The new study, a collaboration between the Institute of Food Science and Nutrition at ETH Zurich and the Swiss biscuit manufacturer Kambly, reports that substitution of key ingredients could significantly reduce the acrylamide content of a semi-finished biscuit product.
"Experiments on an industrial scale with a semi-finished biscuit gave evidence that these three approaches are feasible and that the sensory properties of the semi-finished products as well as the finished products conform to a high-quality standard expected by the food industry and the consumer," wrote lead author Maya Graf in the journal LWT Food Science and Technology.
Acrylamide is a carcinogen that is created when starchy foods are baked, roasted, fried or toasted. It first hit the headlines in 2002, when scientists at the Swedish Food Administration first reported unexpectedly high levels of acrylamide, found to cause cancer in laboratory rats, in carbohydrate-rich foods.
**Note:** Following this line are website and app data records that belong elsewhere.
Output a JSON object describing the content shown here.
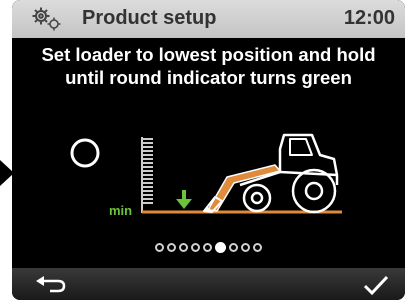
{
  "header": {
    "title": "Product setup",
    "time": "12:00",
    "icon": "gear-icon"
  },
  "instruction": {
    "line1": "Set loader to lowest position and hold",
    "line2": "until round indicator turns green"
  },
  "illustration": {
    "min_label": "min",
    "status_indicator_icon": "circle-outline-icon",
    "down_arrow_icon": "down-arrow-icon",
    "tractor_icon": "tractor-loader-icon",
    "scale_icon": "height-scale-icon"
  },
  "pager": {
    "total": 9,
    "active_index": 5
  },
  "footer": {
    "back_icon": "back-arrow-icon",
    "confirm_icon": "checkmark-icon"
  },
  "colors": {
    "background": "#000000",
    "header": "#d0d0d0",
    "min_label": "#6cc23a",
    "arrow": "#6cc23a",
    "ground": "#e08a3c",
    "loader_arm": "#e08a3c"
  }
}
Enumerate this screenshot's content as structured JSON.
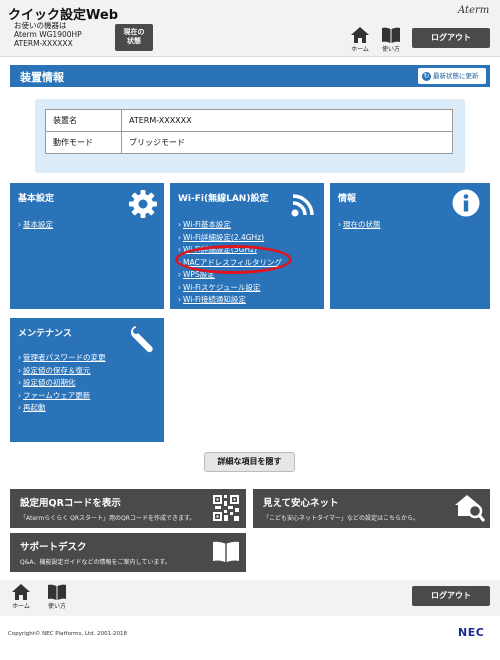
{
  "header": {
    "app_title": "クイック設定Web",
    "device_lines": [
      "お使いの機器は",
      "Aterm WG1900HP",
      "ATERM-XXXXXX"
    ],
    "status_button_lines": [
      "現在の",
      "状態"
    ],
    "brand": "Aterm",
    "home_label": "ホーム",
    "manual_label": "使い方",
    "logout_label": "ログアウト"
  },
  "section": {
    "title": "装置情報",
    "refresh_label": "最新状態に更新"
  },
  "info_table": [
    {
      "key": "装置名",
      "value": "ATERM-XXXXXX"
    },
    {
      "key": "動作モード",
      "value": "ブリッジモード"
    }
  ],
  "cards": {
    "basic": {
      "title": "基本設定",
      "links": [
        "基本設定"
      ]
    },
    "wifi": {
      "title": "Wi-Fi(無線LAN)設定",
      "links": [
        "Wi-Fi基本設定",
        "Wi-Fi詳細設定(2.4GHz)",
        "Wi-Fi詳細設定(5GHz)",
        "MACアドレスフィルタリング",
        "WPS設定",
        "Wi-Fiスケジュール設定",
        "Wi-Fi接続通知設定"
      ]
    },
    "info": {
      "title": "情報",
      "links": [
        "現在の状態"
      ]
    },
    "maintenance": {
      "title": "メンテナンス",
      "links": [
        "管理者パスワードの変更",
        "設定値の保存＆復元",
        "設定値の初期化",
        "ファームウェア更新",
        "再起動"
      ]
    }
  },
  "detail_button": "詳細な項目を隠す",
  "banners": {
    "qr": {
      "title": "設定用QRコードを表示",
      "desc": "「Atermらくらく QRスタート」用のQRコードを作成できます。"
    },
    "safe_net": {
      "title": "見えて安心ネット",
      "desc": "「こども安心ネットタイマー」などの設定はこちらから。"
    },
    "support": {
      "title": "サポートデスク",
      "desc": "Q&A、機能設定ガイドなどの情報をご案内しています。"
    }
  },
  "footer": {
    "home_label": "ホーム",
    "manual_label": "使い方",
    "logout_label": "ログアウト",
    "copyright": "Copyright© NEC Platforms, Ltd. 2001-2018",
    "company_logo": "NEC"
  },
  "colors": {
    "primary_blue": "#2a73b8",
    "dark_gray": "#4a4a4a",
    "highlight_red": "#e0141e",
    "light_blue_bg": "#dcebf8"
  }
}
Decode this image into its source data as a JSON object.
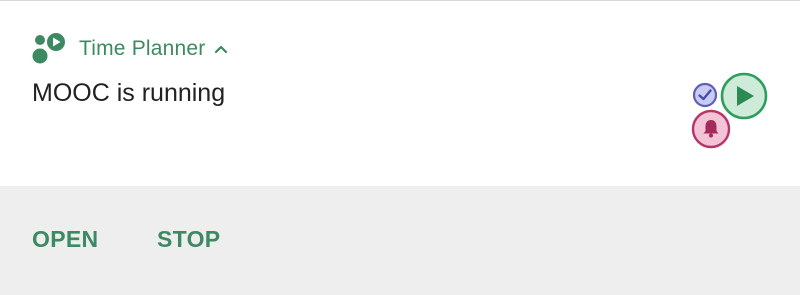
{
  "notification": {
    "app_name": "Time Planner",
    "message": "MOOC is running",
    "expand_icon": "chevron-up-icon",
    "app_icon": "time-planner-app-icon",
    "large_icon": [
      "check-icon",
      "play-icon",
      "bell-icon"
    ]
  },
  "actions": {
    "open_label": "OPEN",
    "stop_label": "STOP"
  },
  "colors": {
    "accent": "#3d8a62",
    "action_bar": "#eeeeee",
    "check": "#5c5fb8",
    "play": "#2e9e5e",
    "bell": "#b8336a"
  }
}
Since the Swedish discovery a global effort has been underway to amass data about this chemical. More than 200 research projects have been initiated around the world, and their findings co-ordinated by national governments, the EU and the United Nations.
The researchers, led by Renato Amado from ETH Zurich, looked at the effects of replacing the baking agent ammonium hydrogencarbonate with sodium hydrogencarbonate, an inverted sugar syrup with a sucrose solution, and addition of extra tartaric acid on the acrylamide content of a biscuit.
Since the biscuit produced was a semi-finished product that is not consumed directly but ground to crumbs and used in further biscuit production, the researchers also looked at the effect of a second baking process.
Batches of 410 kg of biscuit dough were prepared by using type 550 wheat flour, water, powdered sugar (sucrose), vegetable fat, sodium chloride, milk powder, inverted sugar syrup, a starch preparation, and a baking agent.
The baking agent used was either a combination of both ammonium hydrogencarbonate and sodium hydrogencarbonate, or the latter by itself.
After five minutes of baking at 225 to 230 degrees Celsius, the researchers found that the acrylamide content of the biscuit was reduced by 70 per cent if sodium hydrogencarbonate was used alone.
The use of sucrose syrup also decreased the acrylamide content by a similar magnitude if used in place of an inverted sugar syrup.
However, lead author Maya Graf stressed that this measure is "limited to products where the browning is not of primary importance."
Addition of extra tartaric acid, an organic acid often used in baking with sodium hydrogencarbonate to improve leavening, was found to reduce the pH of the biscuit mix and thus affect acrylamide formation.
By including 244 g of tartaric acid, an increase of almost 50 g per 100 kg from the standard preparation, the researchers found that the acrylamide content of the semi-finished biscuits was reduced by almost a third.
"However, the amount of acid to be acid may be limited, mainly for sensory reasons," said Graf, referring to the possible production of an acidic taste.
"Other groups of bakery products may behave differently," concluded Graf, "especially the leavening and the texture might be critical points if the product is directly consumed."